- Data under study -

= = = =

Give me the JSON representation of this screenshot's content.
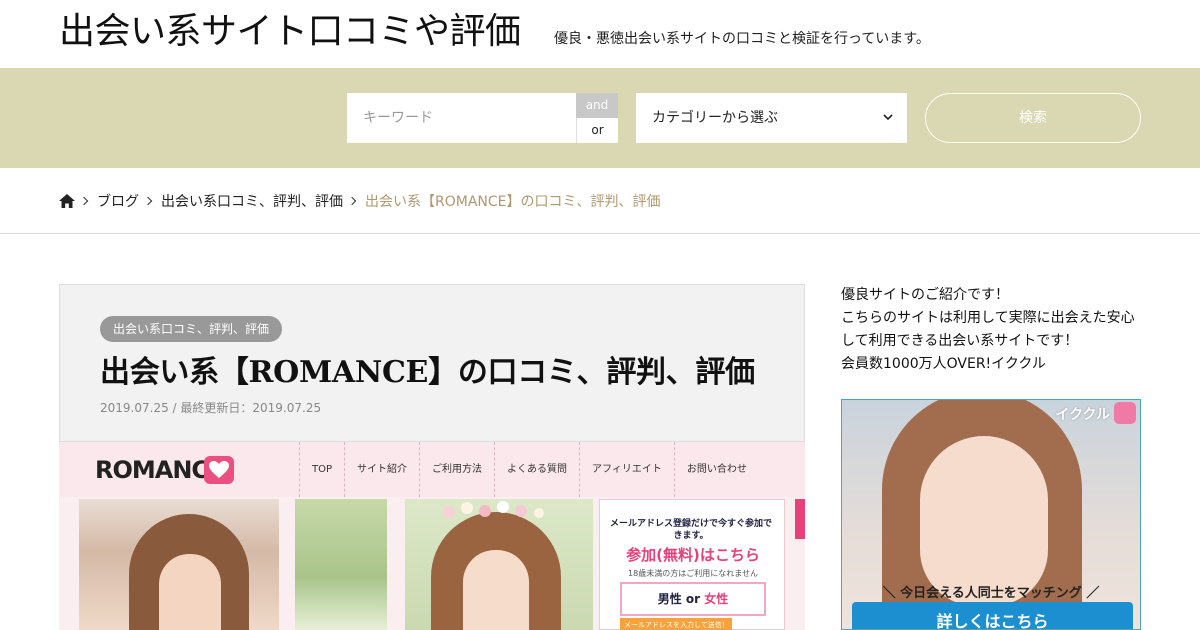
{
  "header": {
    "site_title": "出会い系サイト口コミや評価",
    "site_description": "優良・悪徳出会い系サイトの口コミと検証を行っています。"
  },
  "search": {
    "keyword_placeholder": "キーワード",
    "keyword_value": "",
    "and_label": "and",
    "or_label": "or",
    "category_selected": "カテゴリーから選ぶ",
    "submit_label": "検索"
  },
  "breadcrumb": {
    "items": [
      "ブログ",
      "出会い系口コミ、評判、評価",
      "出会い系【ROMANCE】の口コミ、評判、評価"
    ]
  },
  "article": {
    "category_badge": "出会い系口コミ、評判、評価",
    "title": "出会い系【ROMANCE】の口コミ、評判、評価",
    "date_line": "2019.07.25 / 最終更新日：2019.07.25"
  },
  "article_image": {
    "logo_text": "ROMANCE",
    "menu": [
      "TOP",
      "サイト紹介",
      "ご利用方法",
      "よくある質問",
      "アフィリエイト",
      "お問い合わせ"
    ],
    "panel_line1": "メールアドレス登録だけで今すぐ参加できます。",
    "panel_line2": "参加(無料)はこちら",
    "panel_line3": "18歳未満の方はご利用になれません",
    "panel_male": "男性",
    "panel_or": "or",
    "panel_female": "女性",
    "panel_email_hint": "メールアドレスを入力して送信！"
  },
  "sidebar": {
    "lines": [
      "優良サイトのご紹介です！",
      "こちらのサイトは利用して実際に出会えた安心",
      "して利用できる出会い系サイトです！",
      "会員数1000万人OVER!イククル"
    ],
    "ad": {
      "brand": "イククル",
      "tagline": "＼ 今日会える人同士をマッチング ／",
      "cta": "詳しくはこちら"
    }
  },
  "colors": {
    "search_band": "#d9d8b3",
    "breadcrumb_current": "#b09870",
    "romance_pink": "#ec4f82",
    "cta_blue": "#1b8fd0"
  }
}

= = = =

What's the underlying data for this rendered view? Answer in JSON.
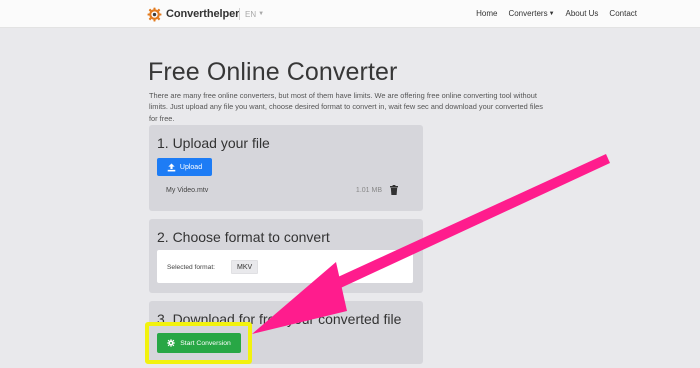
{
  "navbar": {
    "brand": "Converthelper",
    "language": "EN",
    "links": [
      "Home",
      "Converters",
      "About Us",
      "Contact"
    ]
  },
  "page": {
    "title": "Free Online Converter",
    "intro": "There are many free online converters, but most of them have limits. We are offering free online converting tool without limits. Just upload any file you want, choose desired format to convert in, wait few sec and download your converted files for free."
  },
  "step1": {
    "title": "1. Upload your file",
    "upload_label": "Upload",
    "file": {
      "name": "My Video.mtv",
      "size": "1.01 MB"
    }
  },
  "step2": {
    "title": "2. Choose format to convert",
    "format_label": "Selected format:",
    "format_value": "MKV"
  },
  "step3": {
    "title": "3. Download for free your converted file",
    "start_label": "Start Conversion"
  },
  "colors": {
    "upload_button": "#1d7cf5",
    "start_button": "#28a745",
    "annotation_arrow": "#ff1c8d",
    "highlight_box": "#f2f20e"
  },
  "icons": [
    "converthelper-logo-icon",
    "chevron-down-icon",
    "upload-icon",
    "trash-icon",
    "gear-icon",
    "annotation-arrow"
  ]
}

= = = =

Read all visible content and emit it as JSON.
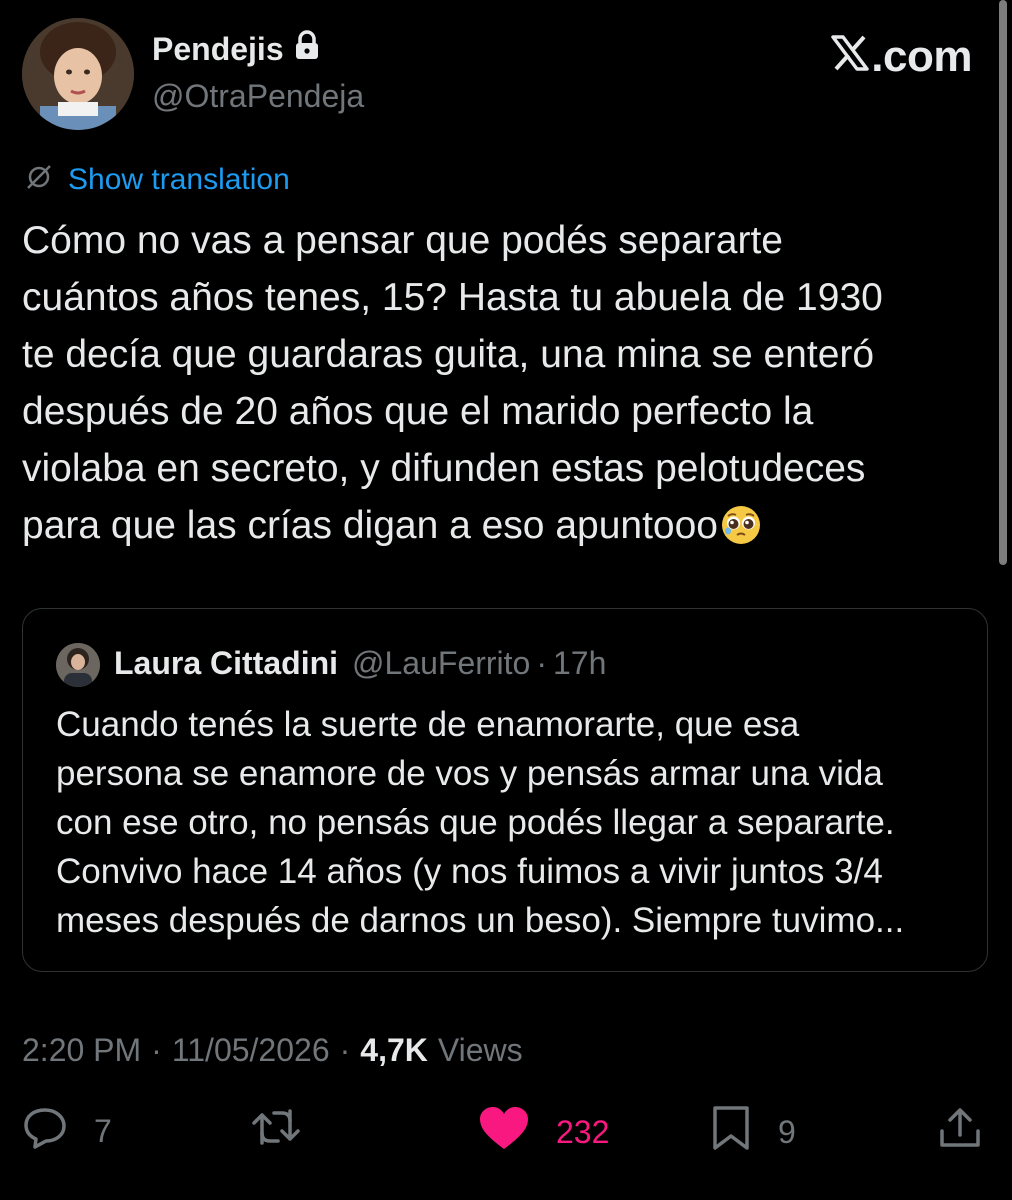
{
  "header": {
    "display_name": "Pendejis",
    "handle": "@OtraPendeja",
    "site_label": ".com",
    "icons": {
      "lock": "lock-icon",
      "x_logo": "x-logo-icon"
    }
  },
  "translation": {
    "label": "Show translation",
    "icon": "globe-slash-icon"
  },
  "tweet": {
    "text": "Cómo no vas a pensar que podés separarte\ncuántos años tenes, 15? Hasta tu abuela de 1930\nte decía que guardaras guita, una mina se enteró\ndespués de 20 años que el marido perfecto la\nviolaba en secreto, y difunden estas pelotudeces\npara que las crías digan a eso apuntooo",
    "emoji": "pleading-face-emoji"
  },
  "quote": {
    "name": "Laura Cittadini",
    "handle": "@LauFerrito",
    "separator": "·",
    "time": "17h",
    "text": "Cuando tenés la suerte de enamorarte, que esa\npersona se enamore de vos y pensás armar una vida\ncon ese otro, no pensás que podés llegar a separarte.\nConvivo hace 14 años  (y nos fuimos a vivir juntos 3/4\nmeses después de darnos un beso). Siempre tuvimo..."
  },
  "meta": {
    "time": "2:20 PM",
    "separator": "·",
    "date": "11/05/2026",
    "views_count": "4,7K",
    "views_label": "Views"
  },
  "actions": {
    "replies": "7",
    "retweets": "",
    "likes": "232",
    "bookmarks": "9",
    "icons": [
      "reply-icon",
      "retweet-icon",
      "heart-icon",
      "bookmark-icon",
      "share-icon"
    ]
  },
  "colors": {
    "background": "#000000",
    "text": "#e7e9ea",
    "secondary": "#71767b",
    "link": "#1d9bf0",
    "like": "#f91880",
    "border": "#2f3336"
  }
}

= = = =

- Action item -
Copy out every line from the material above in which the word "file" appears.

- Solution to the problem -
    "intro": "There are many free online converters, but most of them have limits. We are offering free online converting tool without limits. Just upload any file you want, choose desired format to convert in, wait few sec and download your converted files for free."
    "title": "1. Upload your file",
    "file": {
    "title": "3. Download for free your converted file",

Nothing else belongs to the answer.